by William Garrett Piston and Richard W. Hatcher III
Chapel Hill: Univ. of North Carolina Press, 2000. Pp. 408.
Illus, maps, notes, biblio., index. $34.95. ISBN:0-8078-2515-8
This book is a fine combination of the best of the "old" military history and that of the "new" military history. It serves not only as a study of the campaign in southwestern Missouri that culminated in the Battle of Wilson's Creek, but also as a good sociological study of the armies that fought it.
The authors begin with a good analysis of the complex political situation in Missouri. Like the other border states, Missouri was deeply torn over the issues that divided the nation. The pro-southern governor, Claiborne Jackson, wanted to take Missouri out of the Union, but could not act legally because the state legislature was solidly pro-Union. In the aftermath of the firing on Fort Sumter, a number of people in the state government counseled neutrality.
Into this situation strode the local U.S. Army commander, Capt. Nathaniel Lyon.
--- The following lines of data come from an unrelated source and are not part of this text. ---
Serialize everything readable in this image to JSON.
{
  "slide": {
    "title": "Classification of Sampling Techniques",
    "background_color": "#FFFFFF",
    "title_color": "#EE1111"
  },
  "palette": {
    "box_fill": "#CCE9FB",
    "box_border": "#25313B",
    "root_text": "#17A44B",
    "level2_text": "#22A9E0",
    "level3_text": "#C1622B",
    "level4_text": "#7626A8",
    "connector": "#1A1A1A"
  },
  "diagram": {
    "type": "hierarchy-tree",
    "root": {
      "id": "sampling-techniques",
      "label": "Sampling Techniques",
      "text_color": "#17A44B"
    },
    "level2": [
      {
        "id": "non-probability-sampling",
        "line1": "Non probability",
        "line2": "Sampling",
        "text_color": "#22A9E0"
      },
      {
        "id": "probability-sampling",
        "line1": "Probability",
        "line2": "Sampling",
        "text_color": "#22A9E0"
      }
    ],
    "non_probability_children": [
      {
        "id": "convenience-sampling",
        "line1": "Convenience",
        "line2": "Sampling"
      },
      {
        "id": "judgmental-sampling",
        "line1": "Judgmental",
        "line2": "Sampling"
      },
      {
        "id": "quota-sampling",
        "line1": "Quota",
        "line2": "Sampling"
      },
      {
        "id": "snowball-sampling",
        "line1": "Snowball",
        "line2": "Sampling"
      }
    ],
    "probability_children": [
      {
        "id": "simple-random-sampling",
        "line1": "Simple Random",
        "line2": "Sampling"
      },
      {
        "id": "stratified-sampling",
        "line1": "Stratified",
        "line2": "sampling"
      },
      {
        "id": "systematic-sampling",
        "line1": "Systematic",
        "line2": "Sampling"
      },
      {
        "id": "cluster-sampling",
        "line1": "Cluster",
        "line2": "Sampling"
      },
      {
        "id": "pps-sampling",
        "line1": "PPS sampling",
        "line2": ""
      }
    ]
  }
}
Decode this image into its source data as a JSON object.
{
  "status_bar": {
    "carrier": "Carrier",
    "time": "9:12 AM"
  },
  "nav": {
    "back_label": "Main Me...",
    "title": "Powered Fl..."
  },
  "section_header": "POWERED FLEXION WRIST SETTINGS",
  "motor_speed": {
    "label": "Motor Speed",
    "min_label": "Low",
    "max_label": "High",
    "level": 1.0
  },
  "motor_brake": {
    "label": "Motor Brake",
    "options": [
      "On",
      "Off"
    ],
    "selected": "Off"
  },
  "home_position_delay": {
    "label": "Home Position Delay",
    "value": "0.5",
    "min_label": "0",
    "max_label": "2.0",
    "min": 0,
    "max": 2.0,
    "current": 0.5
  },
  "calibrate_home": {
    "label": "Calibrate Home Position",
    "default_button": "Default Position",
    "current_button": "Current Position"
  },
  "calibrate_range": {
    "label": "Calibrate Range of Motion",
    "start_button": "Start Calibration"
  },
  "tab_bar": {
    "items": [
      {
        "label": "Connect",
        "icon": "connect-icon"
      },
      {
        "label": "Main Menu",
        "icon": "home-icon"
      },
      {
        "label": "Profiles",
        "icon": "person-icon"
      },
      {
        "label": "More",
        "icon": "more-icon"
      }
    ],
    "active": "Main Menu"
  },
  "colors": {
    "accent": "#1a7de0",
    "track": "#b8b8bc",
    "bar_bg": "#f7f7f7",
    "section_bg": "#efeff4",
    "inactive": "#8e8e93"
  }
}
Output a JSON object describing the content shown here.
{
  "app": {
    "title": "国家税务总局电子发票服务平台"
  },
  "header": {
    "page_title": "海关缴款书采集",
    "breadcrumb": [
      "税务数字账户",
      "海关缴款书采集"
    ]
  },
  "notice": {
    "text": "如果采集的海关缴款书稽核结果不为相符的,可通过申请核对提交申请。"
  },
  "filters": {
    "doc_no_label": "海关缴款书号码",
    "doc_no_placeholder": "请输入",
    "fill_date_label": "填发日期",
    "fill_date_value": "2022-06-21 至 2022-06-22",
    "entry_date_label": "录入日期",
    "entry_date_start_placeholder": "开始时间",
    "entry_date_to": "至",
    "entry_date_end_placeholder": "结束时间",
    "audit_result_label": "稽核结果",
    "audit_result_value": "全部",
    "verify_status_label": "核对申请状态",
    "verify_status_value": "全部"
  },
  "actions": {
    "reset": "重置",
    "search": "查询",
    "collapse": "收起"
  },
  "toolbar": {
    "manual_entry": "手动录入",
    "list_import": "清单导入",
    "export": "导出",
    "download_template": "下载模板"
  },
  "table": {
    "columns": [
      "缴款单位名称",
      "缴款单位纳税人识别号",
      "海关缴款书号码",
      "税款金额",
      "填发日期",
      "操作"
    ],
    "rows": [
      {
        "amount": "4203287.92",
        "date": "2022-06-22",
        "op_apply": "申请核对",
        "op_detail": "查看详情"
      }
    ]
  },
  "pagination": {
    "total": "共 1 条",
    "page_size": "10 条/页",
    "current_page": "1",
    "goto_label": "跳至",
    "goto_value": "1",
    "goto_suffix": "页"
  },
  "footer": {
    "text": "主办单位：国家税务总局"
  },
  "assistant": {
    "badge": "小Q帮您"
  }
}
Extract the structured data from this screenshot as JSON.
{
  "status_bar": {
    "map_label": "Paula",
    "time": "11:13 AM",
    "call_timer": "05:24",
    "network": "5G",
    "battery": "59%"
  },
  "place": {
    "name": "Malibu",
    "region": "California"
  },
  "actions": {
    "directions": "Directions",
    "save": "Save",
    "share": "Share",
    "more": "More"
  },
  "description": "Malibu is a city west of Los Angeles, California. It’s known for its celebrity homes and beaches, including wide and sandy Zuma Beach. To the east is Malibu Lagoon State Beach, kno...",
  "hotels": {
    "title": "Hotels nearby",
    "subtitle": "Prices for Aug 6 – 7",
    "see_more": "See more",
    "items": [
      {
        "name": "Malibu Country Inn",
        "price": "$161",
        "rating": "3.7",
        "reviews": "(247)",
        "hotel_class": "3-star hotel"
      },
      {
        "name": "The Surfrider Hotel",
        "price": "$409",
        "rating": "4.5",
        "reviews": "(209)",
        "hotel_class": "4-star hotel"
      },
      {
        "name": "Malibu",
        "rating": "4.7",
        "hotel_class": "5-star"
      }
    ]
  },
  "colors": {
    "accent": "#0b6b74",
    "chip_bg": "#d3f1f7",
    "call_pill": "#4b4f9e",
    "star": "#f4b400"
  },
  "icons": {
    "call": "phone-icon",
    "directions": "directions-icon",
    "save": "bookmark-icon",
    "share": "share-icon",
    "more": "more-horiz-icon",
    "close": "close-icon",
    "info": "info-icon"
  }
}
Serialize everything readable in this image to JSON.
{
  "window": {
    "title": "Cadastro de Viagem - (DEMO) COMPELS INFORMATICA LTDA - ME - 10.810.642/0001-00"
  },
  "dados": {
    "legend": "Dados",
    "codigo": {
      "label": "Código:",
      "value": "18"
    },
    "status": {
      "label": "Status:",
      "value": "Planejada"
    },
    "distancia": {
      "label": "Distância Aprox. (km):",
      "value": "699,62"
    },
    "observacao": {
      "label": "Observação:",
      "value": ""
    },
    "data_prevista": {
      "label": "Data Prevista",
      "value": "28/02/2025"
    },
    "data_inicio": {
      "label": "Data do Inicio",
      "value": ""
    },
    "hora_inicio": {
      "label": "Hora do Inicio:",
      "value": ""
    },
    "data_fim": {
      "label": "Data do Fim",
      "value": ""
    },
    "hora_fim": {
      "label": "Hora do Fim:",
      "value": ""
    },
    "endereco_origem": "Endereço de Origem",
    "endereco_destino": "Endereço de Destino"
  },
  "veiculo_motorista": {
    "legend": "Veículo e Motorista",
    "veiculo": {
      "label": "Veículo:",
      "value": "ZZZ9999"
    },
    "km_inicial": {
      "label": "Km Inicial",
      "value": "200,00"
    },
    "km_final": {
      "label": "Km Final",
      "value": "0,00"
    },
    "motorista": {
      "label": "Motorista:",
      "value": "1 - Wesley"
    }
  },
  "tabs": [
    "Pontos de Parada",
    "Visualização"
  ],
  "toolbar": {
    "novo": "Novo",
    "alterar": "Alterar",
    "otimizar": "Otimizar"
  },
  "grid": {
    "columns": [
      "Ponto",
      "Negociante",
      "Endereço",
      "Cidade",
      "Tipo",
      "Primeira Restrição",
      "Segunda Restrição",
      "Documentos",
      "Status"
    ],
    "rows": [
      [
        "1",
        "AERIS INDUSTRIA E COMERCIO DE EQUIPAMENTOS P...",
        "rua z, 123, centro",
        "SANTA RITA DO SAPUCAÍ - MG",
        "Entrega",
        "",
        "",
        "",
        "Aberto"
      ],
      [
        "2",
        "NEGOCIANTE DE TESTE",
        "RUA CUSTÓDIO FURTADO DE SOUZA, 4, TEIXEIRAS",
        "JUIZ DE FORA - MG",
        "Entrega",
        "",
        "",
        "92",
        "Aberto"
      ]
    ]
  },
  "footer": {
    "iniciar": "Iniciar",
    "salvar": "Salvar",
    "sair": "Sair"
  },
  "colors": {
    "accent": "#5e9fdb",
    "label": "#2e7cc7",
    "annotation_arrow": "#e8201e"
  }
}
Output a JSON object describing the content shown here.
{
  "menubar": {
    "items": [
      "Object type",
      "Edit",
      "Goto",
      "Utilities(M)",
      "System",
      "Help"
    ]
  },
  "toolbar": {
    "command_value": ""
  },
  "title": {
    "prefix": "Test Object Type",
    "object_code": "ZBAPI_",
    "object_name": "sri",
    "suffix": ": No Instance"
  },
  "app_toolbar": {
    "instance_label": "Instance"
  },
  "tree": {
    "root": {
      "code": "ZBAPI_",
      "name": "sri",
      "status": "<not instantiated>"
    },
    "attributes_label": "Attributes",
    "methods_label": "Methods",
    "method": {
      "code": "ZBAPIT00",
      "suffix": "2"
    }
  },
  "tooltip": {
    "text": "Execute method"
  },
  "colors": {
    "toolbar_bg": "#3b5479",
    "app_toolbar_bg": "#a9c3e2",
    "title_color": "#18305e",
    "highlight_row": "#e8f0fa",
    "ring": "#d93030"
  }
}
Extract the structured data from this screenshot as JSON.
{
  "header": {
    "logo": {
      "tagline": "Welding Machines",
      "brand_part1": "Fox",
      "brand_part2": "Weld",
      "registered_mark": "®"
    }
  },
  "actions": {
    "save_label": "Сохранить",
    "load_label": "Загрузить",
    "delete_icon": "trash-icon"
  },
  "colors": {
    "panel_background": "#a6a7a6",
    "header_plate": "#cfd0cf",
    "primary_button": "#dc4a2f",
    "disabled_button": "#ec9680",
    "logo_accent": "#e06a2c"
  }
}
A complex individual whose ardent anti-slavery stance often degenerated into sadistic fanaticism, Lyon acted to "save Missouri for the Union." In doing so, the authors argue, he did save Missouri for the Union in a territorial sense, but at the same time he destroyed the legally elected government of the state, and in consequence drove many volunteers into the arms of the Confederacy.
The story of the campaign is a classic example of all of the problems that beset both armies early on in the war. How the commanders of both armies were able to manage this has to rank as something of a military miracle. Outnumbered, Lyon decided to attack the Confederates just outside of Springfield, Missouri, impelled in part by his deep desire to punish secessionists. The conduct of the battle on either side left much to desired, but, given the state of the contending armies - ill-trained, ill-disciplined, ill-organized, ill-equipped - and the inexperience of the commanders, the generals probably did the best they could.
The authors do a very good job of dealing with the sociological elements of the armies and the campaign. They seek to provide us some idea as to what impelled the men on both sides to take up arms. For the men, who fought the battle, perhaps the most important element was what the authors describe as "corporate honor." Some of this might have been ethnic in origin, as for example with the German units that "fought mit (Franz) Siegel." For many others, corporate honor involved that of the town they came from. To run away or desert would not only disgrace their regiment, but the name of their town as well. Likewise, a regiment or company that did well in battle would enhance the honor and reputation of their town. Worthy performance in battle meant that "you could go home again."
Many of the major players in the battle will be familiar to those well-versed in the Civil War. The authors' penchant for constantly identifying units by their town name, the Moorehouse Guards, Oread Guards, etc., does lead to some confusion, especially when dealing with the battle itself. The authors might have done well to italicize Confederate names and unit identification.
This small problem aside, the book is a very welcome addition to literature on the Civil War at several levels. Both those who like the sound of cannon as well as those who like the more sociological aspects of military institutions will find much in this book that is commendable.rc=http://www.banner82.c